### Problem
Among the entries below, find every line that has "from" and pull it out.

════

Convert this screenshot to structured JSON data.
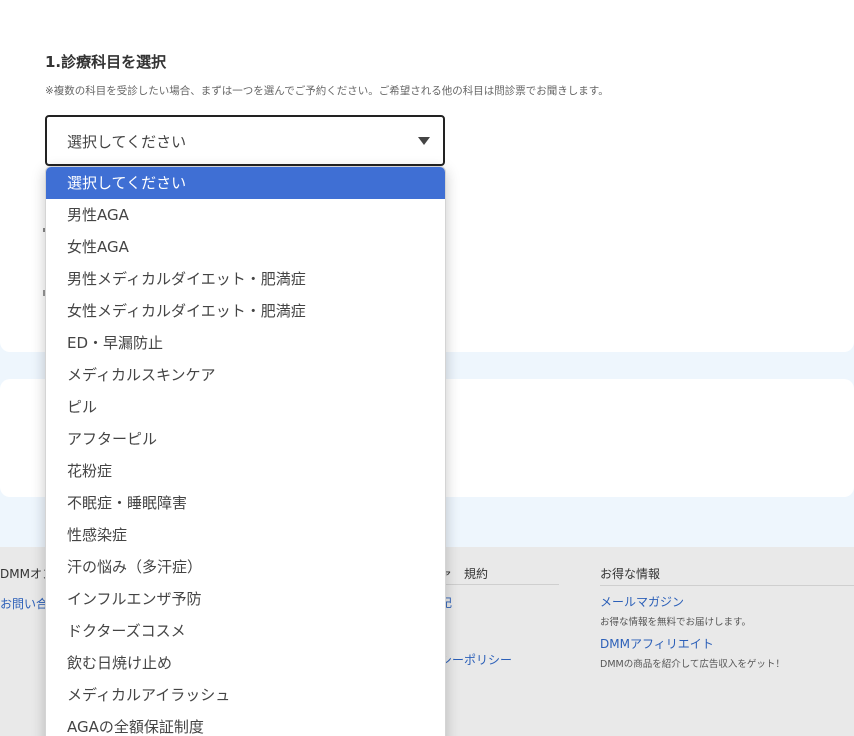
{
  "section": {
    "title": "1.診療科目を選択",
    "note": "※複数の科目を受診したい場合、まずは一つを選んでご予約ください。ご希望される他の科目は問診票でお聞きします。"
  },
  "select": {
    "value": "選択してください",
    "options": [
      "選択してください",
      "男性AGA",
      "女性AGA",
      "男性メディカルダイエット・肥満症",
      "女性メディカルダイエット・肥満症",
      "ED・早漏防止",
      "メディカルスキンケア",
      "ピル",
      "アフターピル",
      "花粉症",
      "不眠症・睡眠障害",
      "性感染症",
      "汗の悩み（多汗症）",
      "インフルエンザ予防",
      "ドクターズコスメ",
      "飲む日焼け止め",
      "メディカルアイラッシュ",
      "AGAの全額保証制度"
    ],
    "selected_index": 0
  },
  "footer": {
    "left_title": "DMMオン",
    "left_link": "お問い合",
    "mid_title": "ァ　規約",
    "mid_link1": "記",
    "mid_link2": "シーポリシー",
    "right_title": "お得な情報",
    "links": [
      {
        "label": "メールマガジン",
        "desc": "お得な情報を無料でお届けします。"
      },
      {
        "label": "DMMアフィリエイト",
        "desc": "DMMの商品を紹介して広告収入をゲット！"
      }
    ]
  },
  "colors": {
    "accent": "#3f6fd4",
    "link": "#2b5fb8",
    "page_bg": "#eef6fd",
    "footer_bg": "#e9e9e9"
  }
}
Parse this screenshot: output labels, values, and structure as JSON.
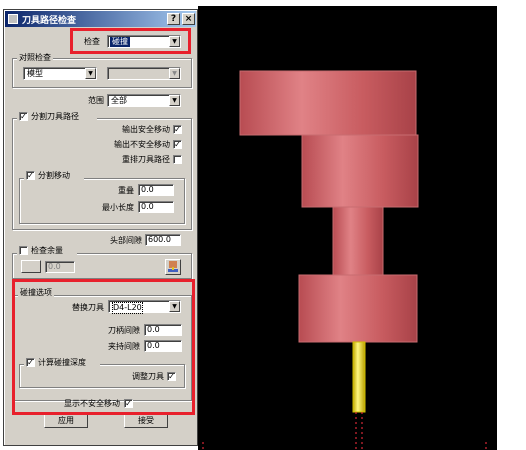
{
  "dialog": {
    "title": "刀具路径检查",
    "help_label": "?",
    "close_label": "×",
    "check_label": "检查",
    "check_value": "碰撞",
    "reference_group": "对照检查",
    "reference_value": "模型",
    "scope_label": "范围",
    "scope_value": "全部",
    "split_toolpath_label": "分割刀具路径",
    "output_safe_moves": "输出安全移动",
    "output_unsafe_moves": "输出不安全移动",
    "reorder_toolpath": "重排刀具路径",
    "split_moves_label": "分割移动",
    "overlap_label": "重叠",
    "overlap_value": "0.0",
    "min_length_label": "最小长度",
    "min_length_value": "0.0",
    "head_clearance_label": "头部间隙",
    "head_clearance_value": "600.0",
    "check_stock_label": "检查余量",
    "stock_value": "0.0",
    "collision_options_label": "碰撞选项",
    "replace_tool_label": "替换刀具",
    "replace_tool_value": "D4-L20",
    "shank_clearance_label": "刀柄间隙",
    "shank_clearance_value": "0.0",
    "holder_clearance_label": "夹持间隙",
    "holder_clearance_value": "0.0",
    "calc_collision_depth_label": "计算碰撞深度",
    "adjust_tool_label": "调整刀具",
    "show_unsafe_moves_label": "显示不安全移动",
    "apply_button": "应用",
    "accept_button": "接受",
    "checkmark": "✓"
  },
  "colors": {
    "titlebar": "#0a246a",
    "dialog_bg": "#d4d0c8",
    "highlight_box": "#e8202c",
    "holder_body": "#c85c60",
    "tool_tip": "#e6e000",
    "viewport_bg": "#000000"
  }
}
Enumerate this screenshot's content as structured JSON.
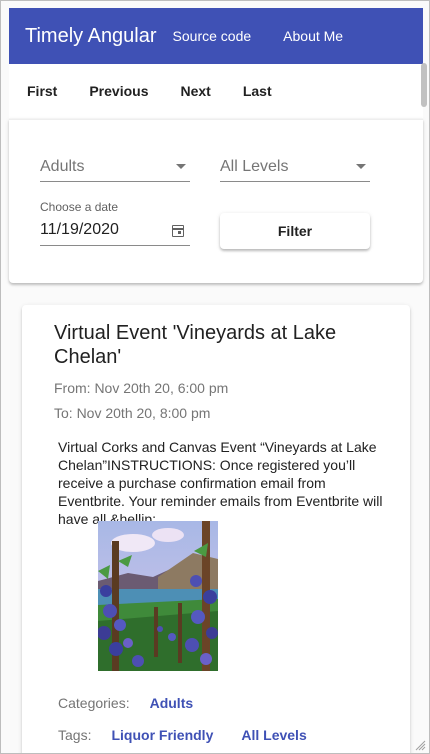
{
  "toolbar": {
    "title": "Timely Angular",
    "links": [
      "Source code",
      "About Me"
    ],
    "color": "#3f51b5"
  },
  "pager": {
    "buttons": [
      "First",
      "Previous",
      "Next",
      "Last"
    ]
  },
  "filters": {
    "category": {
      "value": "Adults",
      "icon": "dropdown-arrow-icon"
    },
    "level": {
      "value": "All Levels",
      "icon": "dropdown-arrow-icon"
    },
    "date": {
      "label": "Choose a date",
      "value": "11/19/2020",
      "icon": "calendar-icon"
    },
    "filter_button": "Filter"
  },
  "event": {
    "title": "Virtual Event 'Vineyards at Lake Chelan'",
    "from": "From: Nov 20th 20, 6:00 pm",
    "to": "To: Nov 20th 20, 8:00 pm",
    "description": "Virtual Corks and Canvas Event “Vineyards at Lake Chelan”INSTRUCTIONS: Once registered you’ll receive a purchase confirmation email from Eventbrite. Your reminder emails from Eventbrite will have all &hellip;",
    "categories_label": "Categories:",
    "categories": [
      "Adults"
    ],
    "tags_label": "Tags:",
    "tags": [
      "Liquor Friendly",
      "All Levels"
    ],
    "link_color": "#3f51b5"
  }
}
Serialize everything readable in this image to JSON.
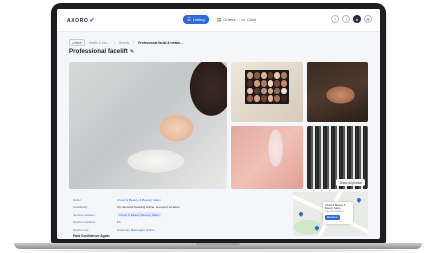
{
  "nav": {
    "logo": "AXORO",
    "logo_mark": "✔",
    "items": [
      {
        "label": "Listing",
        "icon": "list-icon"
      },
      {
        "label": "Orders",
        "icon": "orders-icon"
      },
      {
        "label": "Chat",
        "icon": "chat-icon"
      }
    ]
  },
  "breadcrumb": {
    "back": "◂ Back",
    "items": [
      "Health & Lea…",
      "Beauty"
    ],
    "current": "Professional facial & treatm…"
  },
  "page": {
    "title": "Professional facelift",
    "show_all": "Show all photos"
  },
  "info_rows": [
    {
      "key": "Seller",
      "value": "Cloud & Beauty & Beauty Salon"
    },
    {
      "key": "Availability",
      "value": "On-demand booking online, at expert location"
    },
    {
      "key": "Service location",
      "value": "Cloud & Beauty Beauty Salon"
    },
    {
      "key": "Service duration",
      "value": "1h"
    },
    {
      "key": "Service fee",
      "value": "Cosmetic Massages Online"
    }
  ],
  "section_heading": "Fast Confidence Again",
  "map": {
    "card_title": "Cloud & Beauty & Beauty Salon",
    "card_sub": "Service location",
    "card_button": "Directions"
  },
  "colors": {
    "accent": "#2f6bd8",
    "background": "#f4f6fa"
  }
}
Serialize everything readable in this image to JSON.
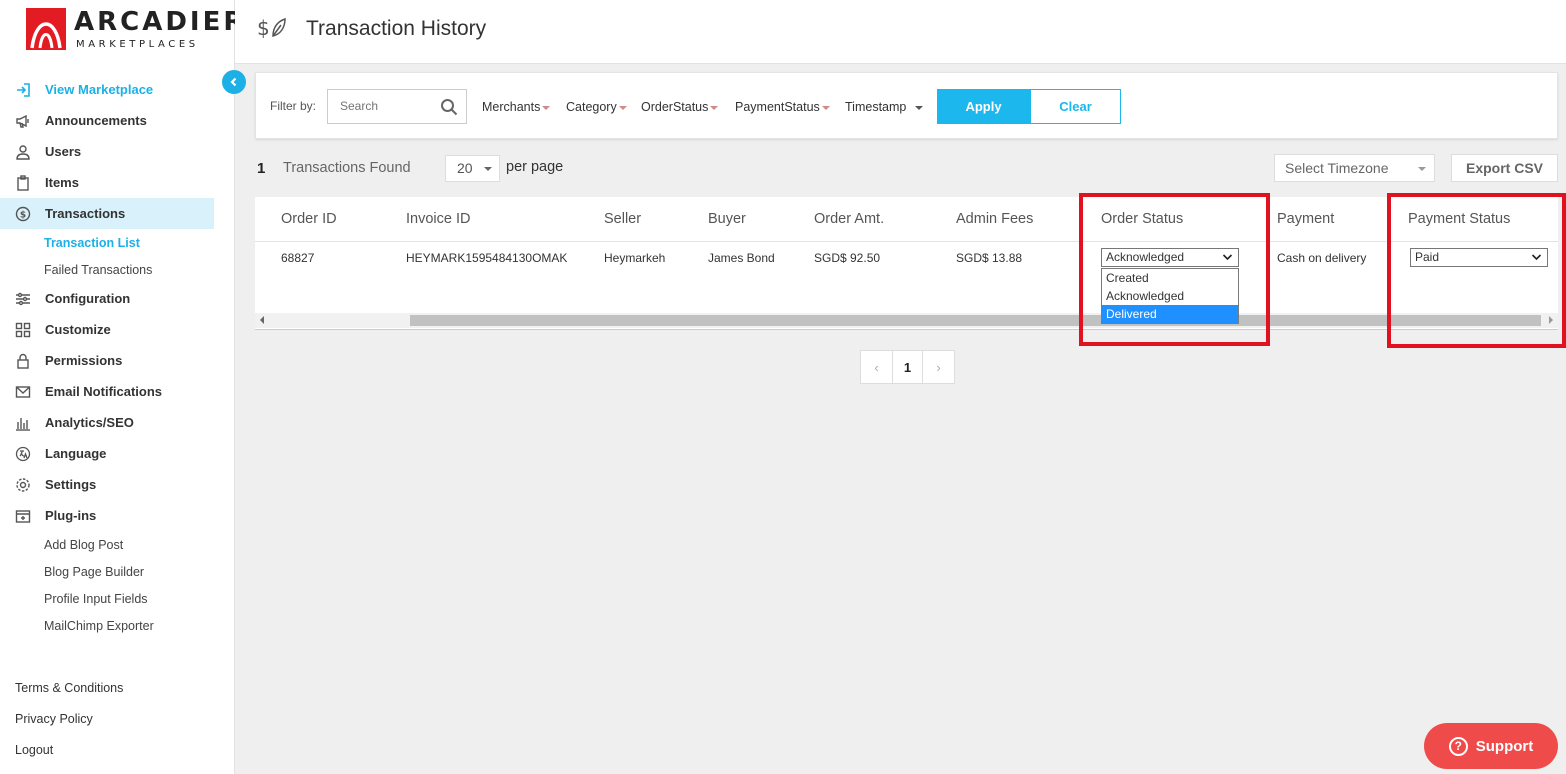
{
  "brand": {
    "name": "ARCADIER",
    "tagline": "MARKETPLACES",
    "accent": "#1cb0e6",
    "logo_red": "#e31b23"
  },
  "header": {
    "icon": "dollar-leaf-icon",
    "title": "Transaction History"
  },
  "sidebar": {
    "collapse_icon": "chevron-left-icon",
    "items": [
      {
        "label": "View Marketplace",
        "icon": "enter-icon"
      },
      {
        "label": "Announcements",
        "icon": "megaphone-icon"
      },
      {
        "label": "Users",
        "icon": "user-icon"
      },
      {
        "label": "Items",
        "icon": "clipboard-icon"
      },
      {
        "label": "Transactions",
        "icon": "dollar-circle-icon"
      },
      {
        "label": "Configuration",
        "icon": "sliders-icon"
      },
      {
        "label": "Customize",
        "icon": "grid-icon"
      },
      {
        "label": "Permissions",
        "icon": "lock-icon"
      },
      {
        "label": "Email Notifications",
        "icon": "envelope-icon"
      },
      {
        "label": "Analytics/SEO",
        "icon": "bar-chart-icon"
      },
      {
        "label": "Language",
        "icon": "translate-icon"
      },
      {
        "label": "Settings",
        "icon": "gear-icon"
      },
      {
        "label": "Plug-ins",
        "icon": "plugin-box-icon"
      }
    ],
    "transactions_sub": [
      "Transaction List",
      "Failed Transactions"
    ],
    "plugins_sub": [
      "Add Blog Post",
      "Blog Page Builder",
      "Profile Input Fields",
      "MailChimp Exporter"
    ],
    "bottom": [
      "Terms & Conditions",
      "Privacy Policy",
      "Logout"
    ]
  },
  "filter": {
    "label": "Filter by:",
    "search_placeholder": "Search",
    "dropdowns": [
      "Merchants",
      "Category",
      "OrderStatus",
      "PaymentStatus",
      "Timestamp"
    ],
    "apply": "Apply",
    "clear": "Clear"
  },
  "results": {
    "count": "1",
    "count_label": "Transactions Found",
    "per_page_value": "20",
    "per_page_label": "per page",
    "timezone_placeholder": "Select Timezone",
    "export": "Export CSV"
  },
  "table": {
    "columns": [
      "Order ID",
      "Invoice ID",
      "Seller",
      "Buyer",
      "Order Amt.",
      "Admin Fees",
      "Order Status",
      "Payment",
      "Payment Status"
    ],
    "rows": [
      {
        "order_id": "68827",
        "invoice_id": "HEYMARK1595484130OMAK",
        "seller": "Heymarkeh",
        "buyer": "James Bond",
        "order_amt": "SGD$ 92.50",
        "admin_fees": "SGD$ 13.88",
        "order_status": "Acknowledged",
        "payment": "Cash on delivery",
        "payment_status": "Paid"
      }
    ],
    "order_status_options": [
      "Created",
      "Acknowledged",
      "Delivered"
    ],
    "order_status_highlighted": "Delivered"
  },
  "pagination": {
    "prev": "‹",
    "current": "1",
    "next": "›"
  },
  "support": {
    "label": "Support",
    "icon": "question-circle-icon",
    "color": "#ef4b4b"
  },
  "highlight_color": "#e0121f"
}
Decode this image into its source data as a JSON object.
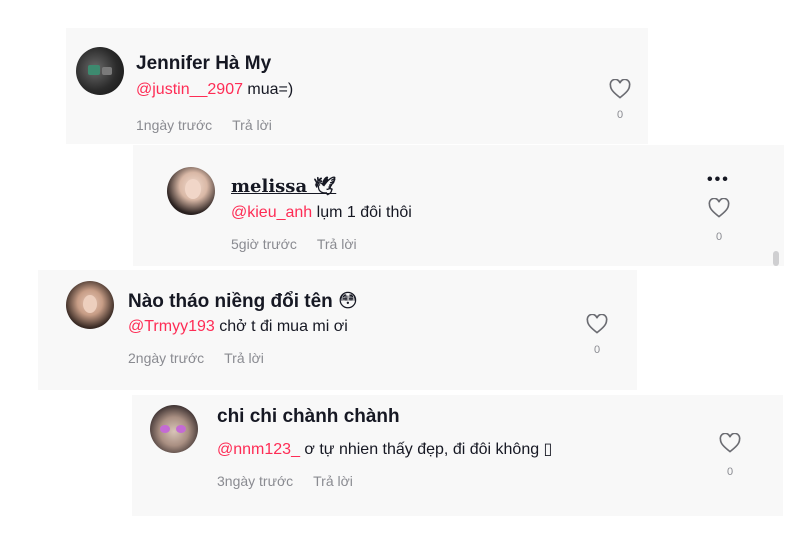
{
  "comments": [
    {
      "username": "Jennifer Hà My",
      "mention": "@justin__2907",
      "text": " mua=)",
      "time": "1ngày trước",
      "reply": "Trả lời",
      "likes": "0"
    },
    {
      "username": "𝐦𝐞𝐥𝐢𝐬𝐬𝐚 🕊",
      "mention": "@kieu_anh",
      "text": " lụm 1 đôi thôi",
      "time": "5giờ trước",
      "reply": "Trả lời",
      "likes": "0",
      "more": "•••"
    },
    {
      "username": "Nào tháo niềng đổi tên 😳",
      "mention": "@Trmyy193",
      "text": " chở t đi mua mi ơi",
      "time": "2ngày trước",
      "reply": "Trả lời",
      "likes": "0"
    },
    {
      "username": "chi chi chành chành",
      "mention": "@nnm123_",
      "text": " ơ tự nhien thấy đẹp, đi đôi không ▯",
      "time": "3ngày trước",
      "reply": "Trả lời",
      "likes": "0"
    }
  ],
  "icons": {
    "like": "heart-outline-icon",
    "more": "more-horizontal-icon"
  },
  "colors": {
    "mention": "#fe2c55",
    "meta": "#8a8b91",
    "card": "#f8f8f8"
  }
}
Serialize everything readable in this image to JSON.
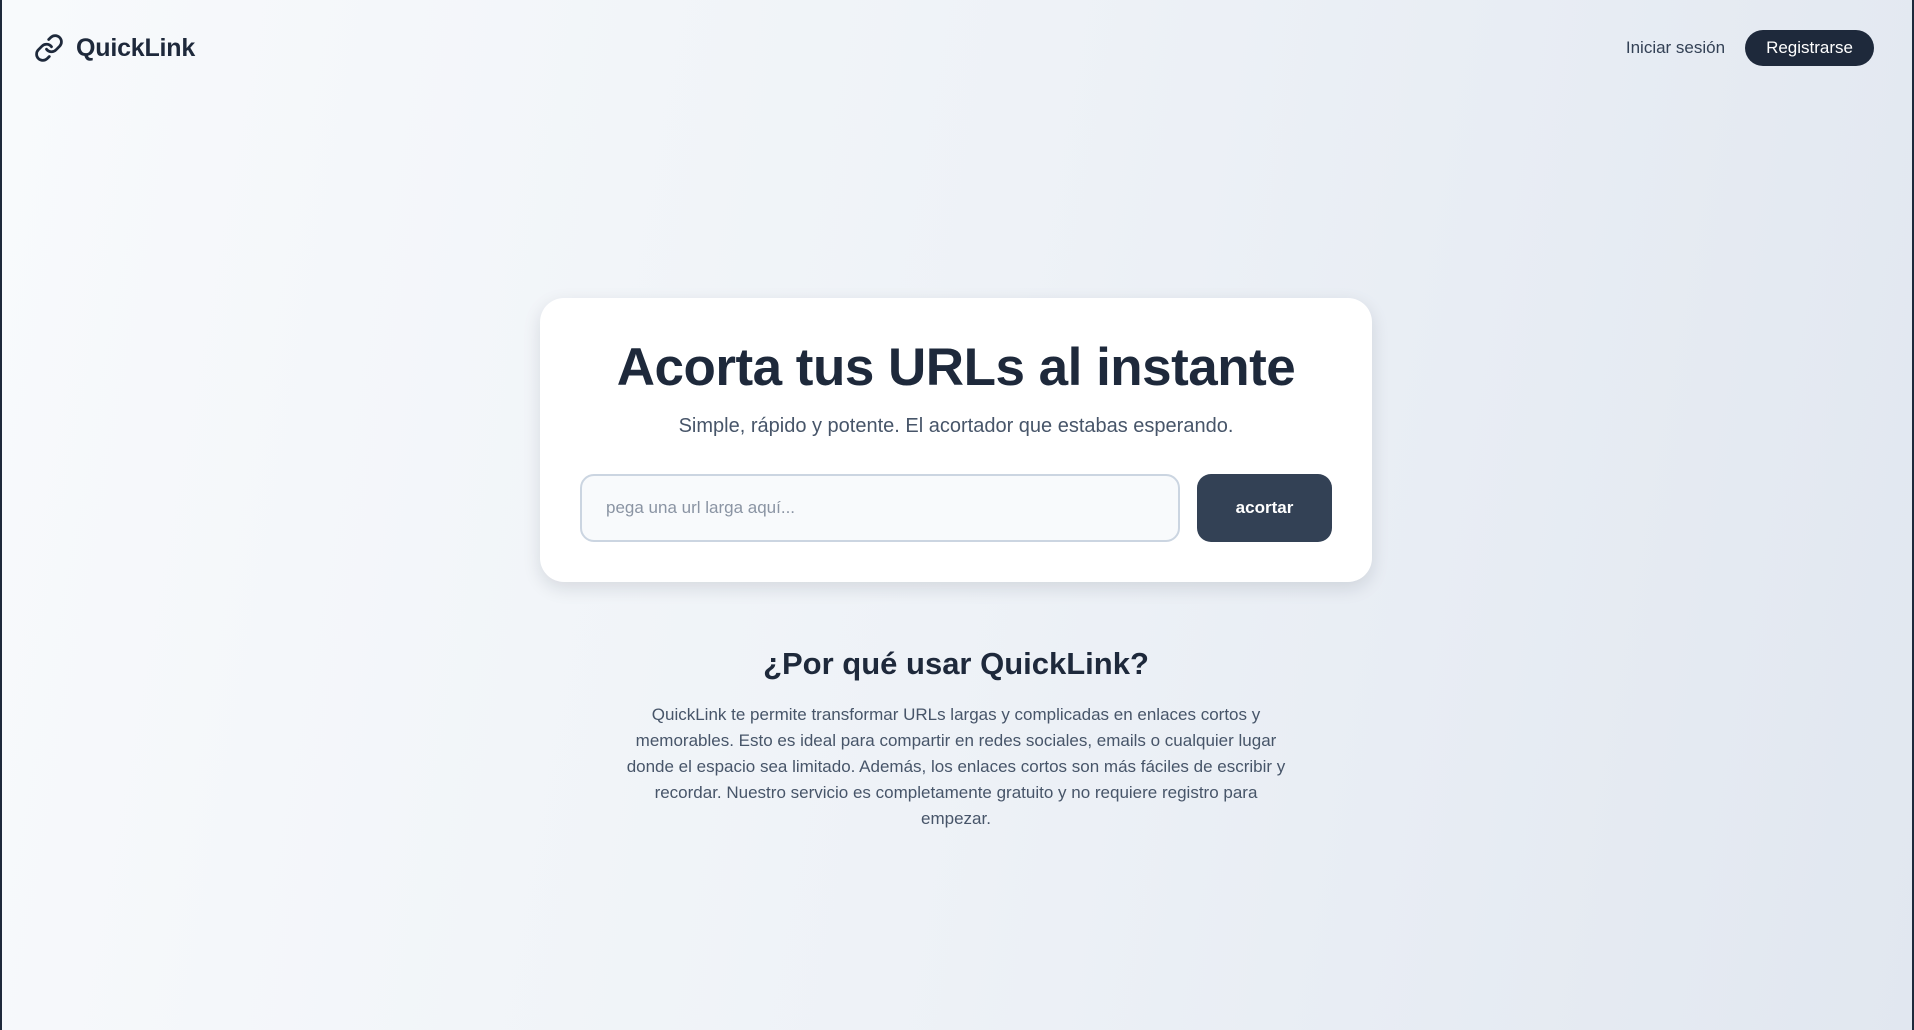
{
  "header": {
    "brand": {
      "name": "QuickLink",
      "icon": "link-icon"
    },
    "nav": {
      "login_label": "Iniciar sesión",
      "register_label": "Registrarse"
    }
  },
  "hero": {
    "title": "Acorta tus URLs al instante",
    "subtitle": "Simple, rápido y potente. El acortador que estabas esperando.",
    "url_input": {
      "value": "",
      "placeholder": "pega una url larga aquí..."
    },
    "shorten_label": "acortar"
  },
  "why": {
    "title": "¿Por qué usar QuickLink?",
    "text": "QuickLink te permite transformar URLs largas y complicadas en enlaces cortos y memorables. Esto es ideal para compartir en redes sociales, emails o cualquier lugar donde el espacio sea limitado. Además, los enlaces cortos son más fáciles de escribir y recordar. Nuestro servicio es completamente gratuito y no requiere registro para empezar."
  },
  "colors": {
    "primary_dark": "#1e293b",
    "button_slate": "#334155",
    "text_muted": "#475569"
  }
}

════

### Result of the exercise
    "from": "From: Nov 20th 20, 6:00 pm",
    "description": "Virtual Corks and Canvas Event “Vineyards at Lake Chelan”INSTRUCTIONS: Once registered you’ll receive a purchase confirmation email from Eventbrite. Your reminder emails from Eventbrite will have all &hellip;",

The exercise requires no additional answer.